Brief: Return only those lines of the material that contain "Melissa".

Exercise materials:
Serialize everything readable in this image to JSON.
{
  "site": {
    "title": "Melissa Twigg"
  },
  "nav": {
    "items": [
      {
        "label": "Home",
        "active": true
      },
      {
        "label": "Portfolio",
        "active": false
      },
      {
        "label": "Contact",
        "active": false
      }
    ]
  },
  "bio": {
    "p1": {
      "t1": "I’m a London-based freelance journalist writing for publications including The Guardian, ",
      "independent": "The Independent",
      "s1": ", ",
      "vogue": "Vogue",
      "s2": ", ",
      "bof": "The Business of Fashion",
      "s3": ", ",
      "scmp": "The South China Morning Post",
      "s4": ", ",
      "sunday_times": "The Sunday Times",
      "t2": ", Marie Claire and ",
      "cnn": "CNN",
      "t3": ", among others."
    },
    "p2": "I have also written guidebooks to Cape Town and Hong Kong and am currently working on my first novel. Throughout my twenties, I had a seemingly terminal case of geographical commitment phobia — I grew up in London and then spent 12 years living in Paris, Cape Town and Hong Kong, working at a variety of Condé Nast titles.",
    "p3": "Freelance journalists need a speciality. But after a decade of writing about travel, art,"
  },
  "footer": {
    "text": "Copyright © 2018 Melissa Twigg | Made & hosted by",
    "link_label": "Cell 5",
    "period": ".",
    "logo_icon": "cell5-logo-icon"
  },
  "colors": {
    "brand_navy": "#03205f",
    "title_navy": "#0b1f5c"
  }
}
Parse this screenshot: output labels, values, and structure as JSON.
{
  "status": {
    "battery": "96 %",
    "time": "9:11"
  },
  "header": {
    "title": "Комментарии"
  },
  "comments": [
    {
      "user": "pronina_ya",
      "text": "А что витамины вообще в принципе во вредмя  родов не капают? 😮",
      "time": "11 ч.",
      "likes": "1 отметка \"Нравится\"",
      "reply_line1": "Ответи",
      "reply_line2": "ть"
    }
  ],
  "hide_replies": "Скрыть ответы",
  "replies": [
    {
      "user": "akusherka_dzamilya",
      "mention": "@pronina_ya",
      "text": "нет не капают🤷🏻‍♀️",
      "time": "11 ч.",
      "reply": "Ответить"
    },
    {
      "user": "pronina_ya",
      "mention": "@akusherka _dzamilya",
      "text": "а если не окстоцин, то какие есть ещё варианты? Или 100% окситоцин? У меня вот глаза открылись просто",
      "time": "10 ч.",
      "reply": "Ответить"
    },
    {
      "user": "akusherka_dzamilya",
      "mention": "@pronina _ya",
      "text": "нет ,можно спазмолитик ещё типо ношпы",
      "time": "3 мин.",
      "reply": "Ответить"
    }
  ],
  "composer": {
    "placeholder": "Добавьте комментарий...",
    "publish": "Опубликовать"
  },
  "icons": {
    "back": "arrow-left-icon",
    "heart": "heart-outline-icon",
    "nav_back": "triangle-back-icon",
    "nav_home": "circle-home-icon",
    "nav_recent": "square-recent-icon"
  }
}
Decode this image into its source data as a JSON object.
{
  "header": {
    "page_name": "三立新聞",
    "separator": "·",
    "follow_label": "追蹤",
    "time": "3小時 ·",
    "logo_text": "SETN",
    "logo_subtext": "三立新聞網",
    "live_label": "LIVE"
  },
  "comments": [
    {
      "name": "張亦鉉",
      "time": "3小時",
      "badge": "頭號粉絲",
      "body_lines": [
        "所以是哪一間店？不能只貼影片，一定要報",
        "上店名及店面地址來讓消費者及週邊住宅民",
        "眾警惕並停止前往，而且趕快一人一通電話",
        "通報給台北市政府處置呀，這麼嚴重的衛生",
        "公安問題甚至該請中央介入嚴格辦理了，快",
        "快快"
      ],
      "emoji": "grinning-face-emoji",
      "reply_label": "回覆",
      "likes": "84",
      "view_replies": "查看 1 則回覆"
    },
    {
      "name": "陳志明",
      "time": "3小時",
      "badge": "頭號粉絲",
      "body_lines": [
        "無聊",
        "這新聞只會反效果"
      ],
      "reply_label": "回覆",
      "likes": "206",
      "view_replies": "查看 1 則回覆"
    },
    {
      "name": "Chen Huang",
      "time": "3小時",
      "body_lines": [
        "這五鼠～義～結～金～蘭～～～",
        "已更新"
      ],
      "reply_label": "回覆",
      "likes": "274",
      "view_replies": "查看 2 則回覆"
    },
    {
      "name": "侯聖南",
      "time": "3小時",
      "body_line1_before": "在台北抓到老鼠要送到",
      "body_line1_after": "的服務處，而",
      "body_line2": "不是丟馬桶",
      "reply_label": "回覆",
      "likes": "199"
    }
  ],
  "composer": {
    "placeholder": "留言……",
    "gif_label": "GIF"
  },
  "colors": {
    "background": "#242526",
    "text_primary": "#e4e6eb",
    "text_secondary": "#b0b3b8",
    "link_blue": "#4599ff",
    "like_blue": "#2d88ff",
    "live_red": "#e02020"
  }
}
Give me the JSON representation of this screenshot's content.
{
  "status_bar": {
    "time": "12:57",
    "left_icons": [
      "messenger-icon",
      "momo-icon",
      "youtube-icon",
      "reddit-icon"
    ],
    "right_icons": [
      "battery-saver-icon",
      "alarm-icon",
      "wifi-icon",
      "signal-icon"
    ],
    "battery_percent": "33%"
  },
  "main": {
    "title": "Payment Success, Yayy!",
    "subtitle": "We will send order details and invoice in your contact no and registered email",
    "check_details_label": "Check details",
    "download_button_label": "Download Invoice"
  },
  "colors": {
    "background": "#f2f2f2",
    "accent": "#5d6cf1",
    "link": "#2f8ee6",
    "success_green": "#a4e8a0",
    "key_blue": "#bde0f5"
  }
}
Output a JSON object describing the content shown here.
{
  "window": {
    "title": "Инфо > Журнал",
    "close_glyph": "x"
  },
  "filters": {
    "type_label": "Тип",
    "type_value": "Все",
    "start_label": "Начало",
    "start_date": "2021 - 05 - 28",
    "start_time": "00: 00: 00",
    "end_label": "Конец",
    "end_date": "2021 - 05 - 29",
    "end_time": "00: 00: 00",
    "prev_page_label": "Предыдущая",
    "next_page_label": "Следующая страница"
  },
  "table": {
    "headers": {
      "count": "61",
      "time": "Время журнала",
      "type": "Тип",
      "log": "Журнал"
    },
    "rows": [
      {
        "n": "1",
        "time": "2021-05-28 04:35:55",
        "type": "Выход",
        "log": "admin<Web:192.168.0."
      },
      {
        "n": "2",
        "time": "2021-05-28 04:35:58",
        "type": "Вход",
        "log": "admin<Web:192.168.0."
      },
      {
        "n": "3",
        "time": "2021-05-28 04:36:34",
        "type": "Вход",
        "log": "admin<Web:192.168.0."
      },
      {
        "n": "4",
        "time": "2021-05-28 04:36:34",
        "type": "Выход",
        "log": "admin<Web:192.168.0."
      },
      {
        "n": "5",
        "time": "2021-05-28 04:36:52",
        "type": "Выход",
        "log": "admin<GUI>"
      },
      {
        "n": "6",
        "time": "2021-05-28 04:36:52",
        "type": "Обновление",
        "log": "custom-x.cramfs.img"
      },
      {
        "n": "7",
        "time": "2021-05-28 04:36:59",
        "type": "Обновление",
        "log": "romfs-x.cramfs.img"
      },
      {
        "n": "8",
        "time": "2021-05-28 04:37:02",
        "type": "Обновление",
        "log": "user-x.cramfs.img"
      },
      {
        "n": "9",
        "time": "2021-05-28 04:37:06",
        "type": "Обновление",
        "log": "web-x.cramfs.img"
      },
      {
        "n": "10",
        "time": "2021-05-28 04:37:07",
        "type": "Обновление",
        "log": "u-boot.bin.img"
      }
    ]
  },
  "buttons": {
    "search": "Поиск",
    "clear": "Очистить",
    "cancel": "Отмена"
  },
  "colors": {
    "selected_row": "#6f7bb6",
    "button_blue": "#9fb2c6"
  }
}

Output of the exercise:
    "title": "Melissa Twigg"
    "text": "Copyright © 2018 Melissa Twigg | Made & hosted by",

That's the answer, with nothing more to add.